▸ WHAT YOU SHOULD DO
All of the data that follows needs to be printed again, exactly as it reads.

=-=-=-=-=

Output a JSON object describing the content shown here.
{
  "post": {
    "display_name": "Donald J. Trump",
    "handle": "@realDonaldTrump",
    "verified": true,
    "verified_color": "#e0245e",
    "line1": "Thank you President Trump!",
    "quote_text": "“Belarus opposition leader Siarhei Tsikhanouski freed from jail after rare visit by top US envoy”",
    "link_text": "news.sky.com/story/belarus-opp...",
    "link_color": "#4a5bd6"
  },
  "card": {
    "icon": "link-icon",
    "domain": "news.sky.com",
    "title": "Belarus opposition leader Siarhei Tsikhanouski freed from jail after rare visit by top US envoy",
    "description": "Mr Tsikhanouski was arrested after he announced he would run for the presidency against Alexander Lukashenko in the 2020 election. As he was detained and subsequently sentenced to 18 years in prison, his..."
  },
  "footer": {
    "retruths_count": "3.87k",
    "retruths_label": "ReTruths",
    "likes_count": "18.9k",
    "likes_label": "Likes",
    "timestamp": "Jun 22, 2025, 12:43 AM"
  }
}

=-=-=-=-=

▸ REPLY
Output a JSON object describing the content shown here.
{
  "post": {
    "display_name": "Donald J. Trump",
    "handle": "@realDonaldTrump",
    "verified": true,
    "verified_color": "#e0245e",
    "line1": "Thank you President Trump!",
    "quote_text": "“Belarus opposition leader Siarhei Tsikhanouski freed from jail after rare visit by top US envoy”",
    "link_text": "news.sky.com/story/belarus-opp...",
    "link_color": "#4a5bd6"
  },
  "card": {
    "icon": "link-icon",
    "domain": "news.sky.com",
    "title": "Belarus opposition leader Siarhei Tsikhanouski freed from jail after rare visit by top US envoy",
    "description": "Mr Tsikhanouski was arrested after he announced he would run for the presidency against Alexander Lukashenko in the 2020 election. As he was detained and subsequently sentenced to 18 years in prison, his..."
  },
  "footer": {
    "retruths_count": "3.87k",
    "retruths_label": "ReTruths",
    "likes_count": "18.9k",
    "likes_label": "Likes",
    "timestamp": "Jun 22, 2025, 12:43 AM"
  }
}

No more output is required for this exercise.